For more than 40 years, Japan Atomic Power Co. used erroneous data regarding the location of nuclear fuel rods within the reactor at its Tokai No. 2 power plant in Ibaraki Prefecture, the company has said.
The information — which is used to plan for severe accidents — is necessary for regulatory safety screenings before the reactor’s restart can be approved.
Japan Atomic Power said Monday it will examine whether the data mishap has affected safety screenings.
The company said the data in question pertains to the distance between the top of the fuel rods and the bottom of the reactor. The distance was initially set to be 9,152 millimeters, but it was changed to 9,203 millimeters due to a change to fuel rod specifications during the design and construction process.

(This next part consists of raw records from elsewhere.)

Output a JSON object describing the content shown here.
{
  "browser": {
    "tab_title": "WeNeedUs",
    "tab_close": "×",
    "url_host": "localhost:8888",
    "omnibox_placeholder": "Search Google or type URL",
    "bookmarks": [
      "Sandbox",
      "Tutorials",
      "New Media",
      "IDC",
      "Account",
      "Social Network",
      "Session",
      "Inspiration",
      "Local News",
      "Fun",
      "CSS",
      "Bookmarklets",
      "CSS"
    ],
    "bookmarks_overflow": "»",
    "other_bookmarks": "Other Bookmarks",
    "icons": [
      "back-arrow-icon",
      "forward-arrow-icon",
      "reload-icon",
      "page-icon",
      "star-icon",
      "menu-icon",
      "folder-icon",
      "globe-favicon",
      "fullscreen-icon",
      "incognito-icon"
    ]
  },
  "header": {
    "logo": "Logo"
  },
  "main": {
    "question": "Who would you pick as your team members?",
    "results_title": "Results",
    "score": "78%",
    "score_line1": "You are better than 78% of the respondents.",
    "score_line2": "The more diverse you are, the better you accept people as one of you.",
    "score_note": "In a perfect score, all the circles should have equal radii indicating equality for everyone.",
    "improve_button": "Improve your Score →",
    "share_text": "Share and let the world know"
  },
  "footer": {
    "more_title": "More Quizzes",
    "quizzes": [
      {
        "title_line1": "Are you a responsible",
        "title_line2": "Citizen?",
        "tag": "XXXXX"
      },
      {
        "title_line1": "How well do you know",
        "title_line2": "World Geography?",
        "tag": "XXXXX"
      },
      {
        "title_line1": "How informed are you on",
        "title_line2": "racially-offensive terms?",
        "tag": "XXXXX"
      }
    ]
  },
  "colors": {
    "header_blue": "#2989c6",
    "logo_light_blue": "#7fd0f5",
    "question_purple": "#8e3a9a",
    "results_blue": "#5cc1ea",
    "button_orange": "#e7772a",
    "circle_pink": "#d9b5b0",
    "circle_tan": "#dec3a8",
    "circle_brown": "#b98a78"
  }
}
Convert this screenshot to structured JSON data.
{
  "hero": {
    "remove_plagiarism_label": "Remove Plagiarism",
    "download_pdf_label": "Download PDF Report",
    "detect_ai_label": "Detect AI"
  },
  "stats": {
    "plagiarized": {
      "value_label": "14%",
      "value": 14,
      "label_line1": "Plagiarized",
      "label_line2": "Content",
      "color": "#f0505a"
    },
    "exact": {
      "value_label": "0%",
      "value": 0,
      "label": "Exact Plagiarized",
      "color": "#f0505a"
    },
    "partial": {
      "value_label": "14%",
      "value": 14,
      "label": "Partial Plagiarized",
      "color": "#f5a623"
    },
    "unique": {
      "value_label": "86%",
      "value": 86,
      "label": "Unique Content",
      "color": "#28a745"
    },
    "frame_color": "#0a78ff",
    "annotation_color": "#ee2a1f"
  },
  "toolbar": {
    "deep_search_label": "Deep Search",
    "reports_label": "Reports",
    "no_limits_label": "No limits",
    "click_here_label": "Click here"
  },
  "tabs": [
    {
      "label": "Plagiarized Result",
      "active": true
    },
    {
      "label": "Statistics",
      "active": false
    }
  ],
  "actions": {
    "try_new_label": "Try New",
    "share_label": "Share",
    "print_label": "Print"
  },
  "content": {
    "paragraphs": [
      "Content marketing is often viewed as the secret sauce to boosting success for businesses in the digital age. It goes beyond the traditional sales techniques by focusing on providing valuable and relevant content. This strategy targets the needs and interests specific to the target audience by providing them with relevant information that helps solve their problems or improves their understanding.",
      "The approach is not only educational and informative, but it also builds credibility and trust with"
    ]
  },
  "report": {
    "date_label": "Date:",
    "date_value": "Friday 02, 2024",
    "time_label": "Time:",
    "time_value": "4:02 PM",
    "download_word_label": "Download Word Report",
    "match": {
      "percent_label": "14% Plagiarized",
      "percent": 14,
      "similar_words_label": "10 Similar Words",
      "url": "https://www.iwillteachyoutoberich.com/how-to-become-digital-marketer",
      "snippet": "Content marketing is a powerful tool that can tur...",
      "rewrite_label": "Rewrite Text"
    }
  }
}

But the original figures were used since 1974. The problem was discovered on Jan. 11 by the Nuclear Regulation Authority, a government watchdog.
The plant, which started operations in November 1978, reached the standard operating life of 40 years this year.
Japan Atomic Power has filed for a 20-year extension. The plant must clear safety screening by November to be approved by the NRA for an extension.
In a time of both misinformation and too much information, quality journalism is more crucial than ever.
By subscribing, you can help us get the story right.